● **Record extracts**:
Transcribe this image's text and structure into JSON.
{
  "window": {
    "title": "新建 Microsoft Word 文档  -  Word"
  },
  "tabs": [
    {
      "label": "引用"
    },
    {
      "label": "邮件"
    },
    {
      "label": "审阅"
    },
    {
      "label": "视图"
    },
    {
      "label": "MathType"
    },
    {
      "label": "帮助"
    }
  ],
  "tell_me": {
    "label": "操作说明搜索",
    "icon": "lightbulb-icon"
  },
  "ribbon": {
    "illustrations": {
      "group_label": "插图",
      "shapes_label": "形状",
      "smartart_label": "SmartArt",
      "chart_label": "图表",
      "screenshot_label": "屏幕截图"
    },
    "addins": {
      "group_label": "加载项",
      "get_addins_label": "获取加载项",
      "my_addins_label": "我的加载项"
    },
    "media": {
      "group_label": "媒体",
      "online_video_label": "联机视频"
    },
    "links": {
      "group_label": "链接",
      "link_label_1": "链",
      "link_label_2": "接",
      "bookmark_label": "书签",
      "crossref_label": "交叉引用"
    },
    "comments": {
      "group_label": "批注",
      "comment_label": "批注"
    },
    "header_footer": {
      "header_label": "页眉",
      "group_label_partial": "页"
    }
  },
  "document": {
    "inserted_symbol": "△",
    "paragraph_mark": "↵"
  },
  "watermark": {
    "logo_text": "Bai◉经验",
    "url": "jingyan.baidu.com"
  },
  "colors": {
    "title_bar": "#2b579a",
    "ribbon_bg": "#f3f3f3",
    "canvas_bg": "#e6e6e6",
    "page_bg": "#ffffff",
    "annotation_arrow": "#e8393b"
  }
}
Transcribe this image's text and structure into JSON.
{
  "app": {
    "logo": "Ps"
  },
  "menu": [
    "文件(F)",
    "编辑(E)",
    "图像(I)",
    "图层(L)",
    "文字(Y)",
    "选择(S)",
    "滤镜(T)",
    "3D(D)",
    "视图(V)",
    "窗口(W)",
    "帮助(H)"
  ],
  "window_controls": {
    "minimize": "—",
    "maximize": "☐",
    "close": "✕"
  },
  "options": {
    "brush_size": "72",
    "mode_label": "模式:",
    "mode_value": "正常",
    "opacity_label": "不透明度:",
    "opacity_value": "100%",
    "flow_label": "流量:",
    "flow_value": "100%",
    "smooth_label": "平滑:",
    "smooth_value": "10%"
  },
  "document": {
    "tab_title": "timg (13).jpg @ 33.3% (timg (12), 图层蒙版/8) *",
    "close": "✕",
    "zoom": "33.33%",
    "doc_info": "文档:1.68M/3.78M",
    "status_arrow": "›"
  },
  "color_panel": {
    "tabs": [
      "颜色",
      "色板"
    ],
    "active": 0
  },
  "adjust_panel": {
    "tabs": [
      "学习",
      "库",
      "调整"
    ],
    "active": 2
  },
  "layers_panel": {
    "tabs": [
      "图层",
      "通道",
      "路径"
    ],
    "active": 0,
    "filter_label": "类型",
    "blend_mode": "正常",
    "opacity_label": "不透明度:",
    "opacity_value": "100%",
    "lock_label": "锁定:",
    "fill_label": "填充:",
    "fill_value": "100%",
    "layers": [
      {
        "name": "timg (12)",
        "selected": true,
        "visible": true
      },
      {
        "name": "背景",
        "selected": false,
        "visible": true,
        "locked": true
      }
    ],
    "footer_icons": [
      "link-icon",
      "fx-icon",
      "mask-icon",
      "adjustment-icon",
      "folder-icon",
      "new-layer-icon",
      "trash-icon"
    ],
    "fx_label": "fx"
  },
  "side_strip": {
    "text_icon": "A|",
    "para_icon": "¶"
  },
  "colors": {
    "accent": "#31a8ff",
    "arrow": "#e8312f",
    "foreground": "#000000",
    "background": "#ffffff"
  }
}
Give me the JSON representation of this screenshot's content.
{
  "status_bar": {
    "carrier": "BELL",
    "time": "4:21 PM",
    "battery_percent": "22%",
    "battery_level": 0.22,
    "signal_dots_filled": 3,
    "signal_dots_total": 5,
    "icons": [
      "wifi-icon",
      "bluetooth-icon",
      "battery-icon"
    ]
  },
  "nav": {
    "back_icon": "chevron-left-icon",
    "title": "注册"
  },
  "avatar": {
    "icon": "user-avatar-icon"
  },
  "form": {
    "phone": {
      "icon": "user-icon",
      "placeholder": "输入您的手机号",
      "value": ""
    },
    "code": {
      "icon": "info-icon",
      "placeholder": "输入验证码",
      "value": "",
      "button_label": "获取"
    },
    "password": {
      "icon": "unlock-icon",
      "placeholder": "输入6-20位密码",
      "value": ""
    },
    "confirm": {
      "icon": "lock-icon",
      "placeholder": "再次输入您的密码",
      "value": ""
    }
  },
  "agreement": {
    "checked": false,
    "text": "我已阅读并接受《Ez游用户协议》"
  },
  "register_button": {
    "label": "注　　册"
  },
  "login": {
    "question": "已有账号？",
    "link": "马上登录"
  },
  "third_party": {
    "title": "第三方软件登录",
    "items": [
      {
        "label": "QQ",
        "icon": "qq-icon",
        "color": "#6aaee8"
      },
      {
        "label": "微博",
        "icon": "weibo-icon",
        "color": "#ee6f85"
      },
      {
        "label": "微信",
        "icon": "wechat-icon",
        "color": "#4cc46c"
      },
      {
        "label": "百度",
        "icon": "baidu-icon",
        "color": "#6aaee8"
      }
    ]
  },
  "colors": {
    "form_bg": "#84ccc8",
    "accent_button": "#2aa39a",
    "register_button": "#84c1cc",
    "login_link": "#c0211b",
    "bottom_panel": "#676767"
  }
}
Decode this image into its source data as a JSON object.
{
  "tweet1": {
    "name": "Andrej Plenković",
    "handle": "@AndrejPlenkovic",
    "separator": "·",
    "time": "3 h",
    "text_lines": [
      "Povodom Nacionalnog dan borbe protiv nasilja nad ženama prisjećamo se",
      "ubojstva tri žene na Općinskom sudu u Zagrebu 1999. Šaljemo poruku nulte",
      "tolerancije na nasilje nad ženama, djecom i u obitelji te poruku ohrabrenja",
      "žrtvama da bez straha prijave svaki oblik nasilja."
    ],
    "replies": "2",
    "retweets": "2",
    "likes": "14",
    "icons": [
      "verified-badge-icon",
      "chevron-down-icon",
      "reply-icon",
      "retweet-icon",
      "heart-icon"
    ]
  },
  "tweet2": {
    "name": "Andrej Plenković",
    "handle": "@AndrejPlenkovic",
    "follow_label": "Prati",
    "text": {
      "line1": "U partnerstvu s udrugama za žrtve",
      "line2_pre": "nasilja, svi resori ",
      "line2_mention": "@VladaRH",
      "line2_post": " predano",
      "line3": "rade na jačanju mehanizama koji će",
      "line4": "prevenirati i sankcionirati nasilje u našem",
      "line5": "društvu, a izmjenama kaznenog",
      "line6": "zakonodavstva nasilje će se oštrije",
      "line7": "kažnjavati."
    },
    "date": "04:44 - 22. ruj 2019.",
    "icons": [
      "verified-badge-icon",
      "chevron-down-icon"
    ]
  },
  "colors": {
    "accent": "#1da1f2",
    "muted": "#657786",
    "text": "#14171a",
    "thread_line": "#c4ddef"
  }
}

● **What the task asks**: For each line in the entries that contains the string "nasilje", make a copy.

● **Written solution**:
      "tolerancije na nasilje nad ženama, djecom i u obitelji te poruku ohrabrenja",
      "line4": "prevenirati i sankcionirati nasilje u našem",
      "line6": "zakonodavstva nasilje će se oštrije",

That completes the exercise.